Instead of full-scale conflict, the enemies have engaged in regular on-off battles just shy of war over the past few years. After each round, both sides claim they have scored points over the other and then an uneasy status quo is restored.
Netanyahu has sought to show Israelis that he can keep them safe by not letting the violence spiral while also batting away criticism from his political partners on the far right, who accuse him of a tacit alliance with Hamas and an unwillingness to use greater force.
Israel’s longest-serving leader is facing an especially precarious moment, with the 71-year-old’s personal freedom at stake while under criminal corruption charges and his political future also hanging in the balance.
Last week, the opposition leader, Yair Lapid, was tasked with forming a government after Netanyahu failed to do so, leaving the prime minister facing a fresh challenge.
One prominent Israeli columnist, Ben Caspit, wrote on Tuesday that the recent violence may play in Netanyahu’s favour as Lapid has been attempting to negotiate a deal with an Arab party in Israel, called the United Arab List, to form a government. With such high tensions, those negotiations appear in doubt.
“It’s not certain Netanyahu himself is shedding any tears,” wrote Caspit. “At the end of the day, Netanyahu’s strategic alliance with Hamas has proven its worth. Not for Israel’s benefit, but for Netanyahu’s.”
Jerusalem has long been the centre of the Israeli-Palestinian crisis, with its religious sites revered by Christians, Jews and Muslims. Al-Aqsa mosque is built on a compound that is the holiest site in Judaism, known to Jews as the Temple Mount.
Palestinians have complained of what they say are unnecessarily severe restrictions on nightly gatherings during the Muslim holy month of Ramadan.
Meanwhile, anger had been mounting for weeks among Palestinians around an Israeli court case on whether Israeli authorities are able to evict dozens of Palestinians from a majority-Arab Jerusalem neighbourhood and give their homes to Jewish settlers.

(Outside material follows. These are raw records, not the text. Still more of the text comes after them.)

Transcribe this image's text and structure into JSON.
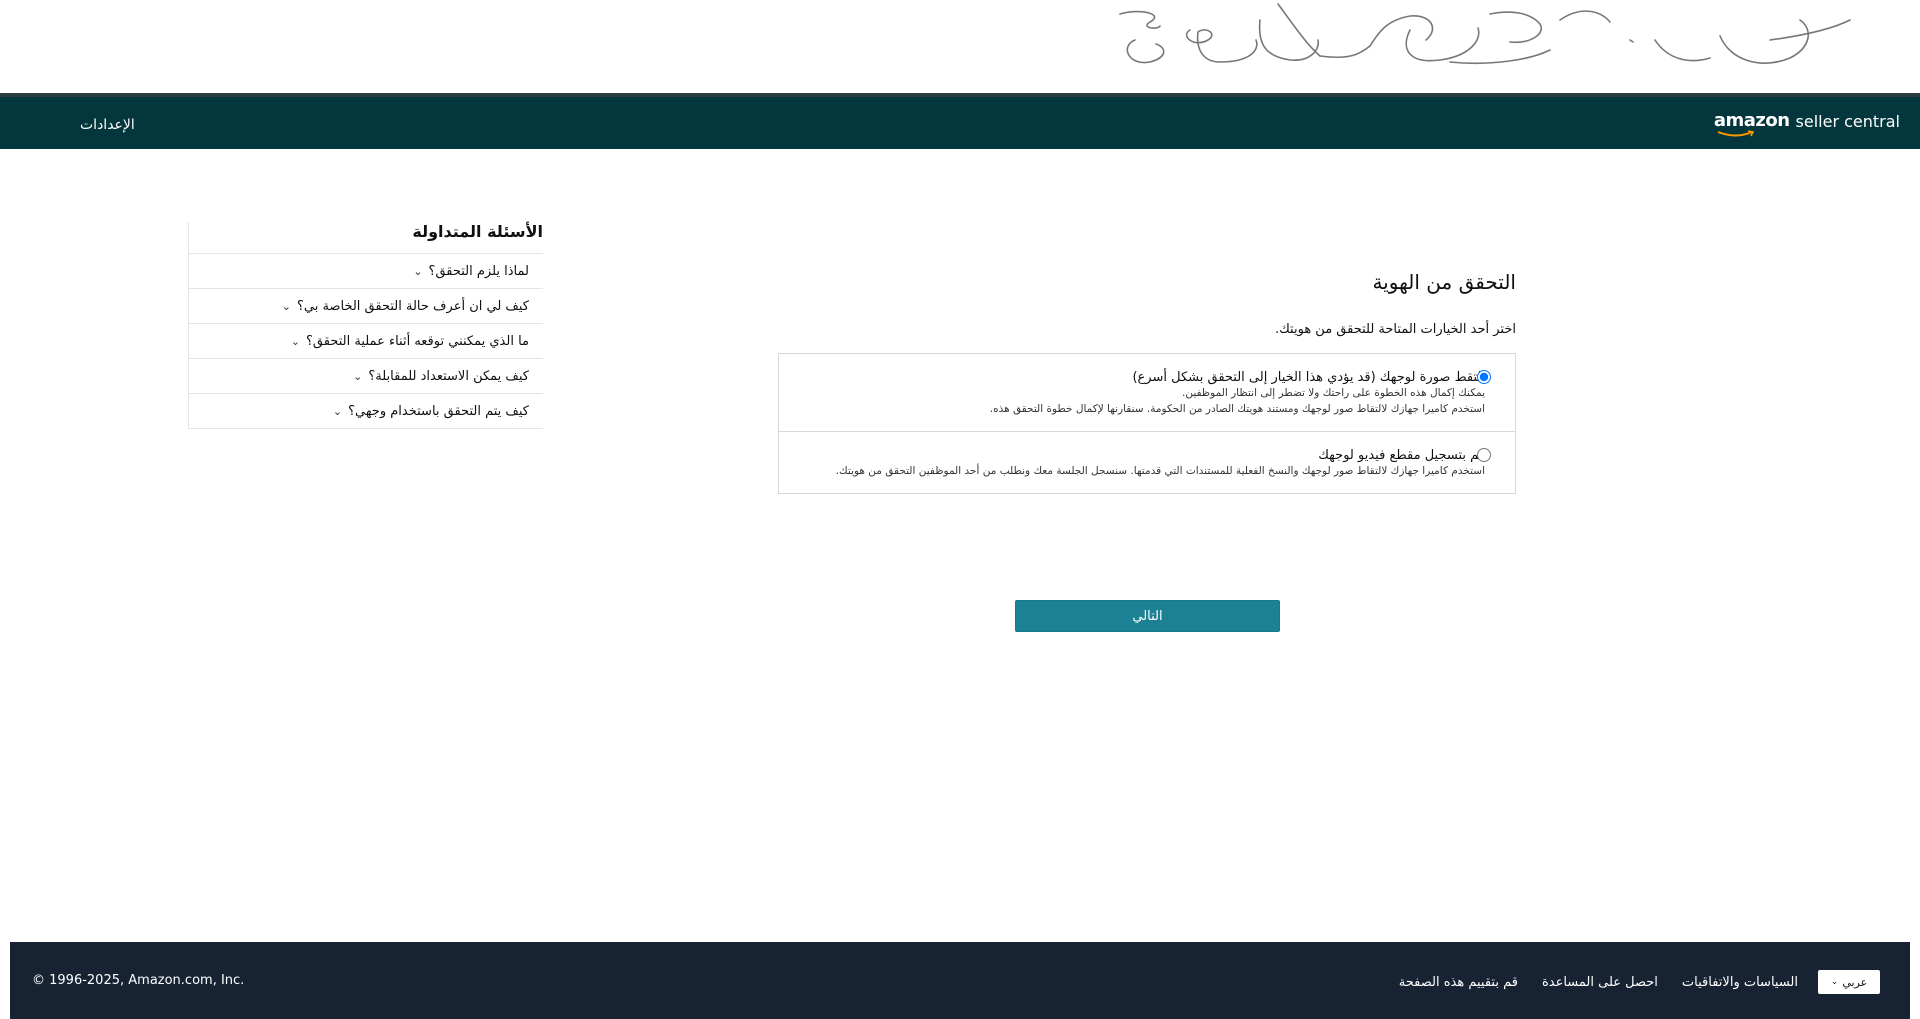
{
  "header": {
    "settings_label": "الإعدادات",
    "logo_amazon": "amazon",
    "logo_product": "seller central"
  },
  "faq": {
    "title": "الأسئلة المتداولة",
    "items": [
      "لماذا يلزم التحقق؟",
      "كيف لي ان أعرف حالة التحقق الخاصة بي؟",
      "ما الذي يمكنني توقعه أثناء عملية التحقق؟",
      "كيف يمكن الاستعداد للمقابلة؟",
      "كيف يتم التحقق باستخدام وجهي؟"
    ]
  },
  "main": {
    "title": "التحقق من الهوية",
    "subtitle": "اختر أحد الخيارات المتاحة للتحقق من هويتك.",
    "options": [
      {
        "title": "التقط صورة لوجهك (قد يؤدي هذا الخيار إلى التحقق بشكل أسرع)",
        "line1": "يمكنك إكمال هذه الخطوة على راحتك ولا تضطر إلى انتظار الموظفين.",
        "line2": "استخدم كاميرا جهازك لالتقاط صور لوجهك ومستند هويتك الصادر من الحكومة. سنقارنها لإكمال خطوة التحقق هذه.",
        "selected": true
      },
      {
        "title": "قم بتسجيل مقطع فيديو لوجهك",
        "line1": "استخدم كاميرا جهازك لالتقاط صور لوجهك والنسخ الفعلية للمستندات التي قدمتها. سنسجل الجلسة معك ونطلب من أحد الموظفين التحقق من هويتك.",
        "selected": false
      }
    ],
    "next_button": "التالي"
  },
  "footer": {
    "rate_page": "قم بتقييم هذه الصفحة",
    "get_help": "احصل على المساعدة",
    "policies": "السياسات والاتفاقيات",
    "language": "عربي",
    "copyright": "© 1996-2025, Amazon.com, Inc."
  },
  "colors": {
    "header_bg": "#03363d",
    "button_bg": "#1d8195",
    "footer_bg": "#172333"
  }
}
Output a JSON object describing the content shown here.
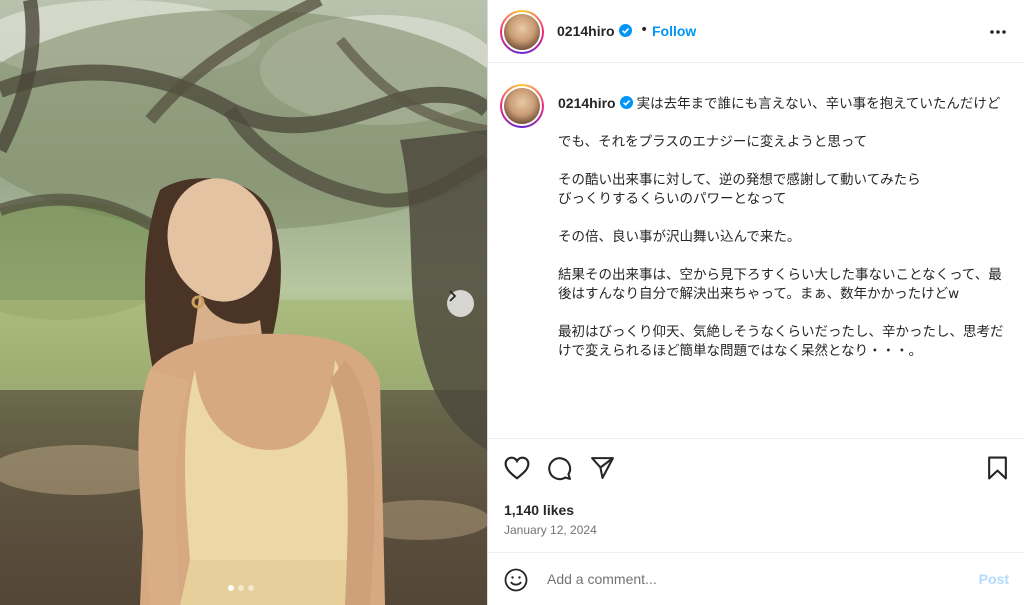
{
  "post": {
    "username": "0214hiro",
    "follow_label": "Follow",
    "bullet": "•",
    "more_icon": "more-horizontal-icon",
    "verified_icon": "verified-badge-icon",
    "caption": "実は去年まで誰にも言えない、辛い事を抱えていたんだけど\n\nでも、それをプラスのエナジーに変えようと思って\n\nその酷い出来事に対して、逆の発想で感謝して動いてみたら\nびっくりするくらいのパワーとなって\n\nその倍、良い事が沢山舞い込んで来た。\n\n結果その出来事は、空から見下ろすくらい大した事ないことなくって、最後はすんなり自分で解決出来ちゃって。まぁ、数年かかったけどw\n\n最初はびっくり仰天、気絶しそうなくらいだったし、辛かったし、思考だけで変えられるほど簡単な問題ではなく呆然となり・・・。",
    "likes": "1,140 likes",
    "date": "January 12, 2024"
  },
  "carousel": {
    "dots": 3,
    "active": 0,
    "next_icon": "chevron-right-icon"
  },
  "actions": {
    "like_icon": "heart-icon",
    "comment_icon": "comment-icon",
    "share_icon": "send-icon",
    "save_icon": "bookmark-icon"
  },
  "comment": {
    "placeholder": "Add a comment...",
    "post_label": "Post",
    "emoji_icon": "emoji-icon"
  },
  "colors": {
    "link": "#0095f6",
    "post_disabled": "#b3dbff",
    "verified": "#0095f6"
  }
}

That ruling, due on Monday, was delayed but a provocative annual parade by thousands of Israeli nationalists in the city went ahead the same day. Jerusalem Day celebrates Israel’s capture of the entire city, including the Old City and Palestinian neighbourhoods, from Jordanian forces in 1967.
Ayman Odeh, an Israeli politician from the country’s Arab minority, tweeted a video of Israeli nationalists dancing and singling at the Temple Mount’s Western Wall on Jerusalem Day as a fire – apparently started during earlier confrontations – roared on the al-Aqsa mosque compound above. “Shocking,” he wrote in Hebrew.
Senior church leaders in Jerusalem criticised the “coordinated provocation of rightwing radical groups” that have contributed to violence in the city. In a joint statement, the 13 patriarchs and heads of churches of various Christian denominations said events over recent days “violate the sanctity” of Jerusalem as a holy city, and undermined the safety of worshippers. They called for intervention by the international community “to put an end to these provocative actions”.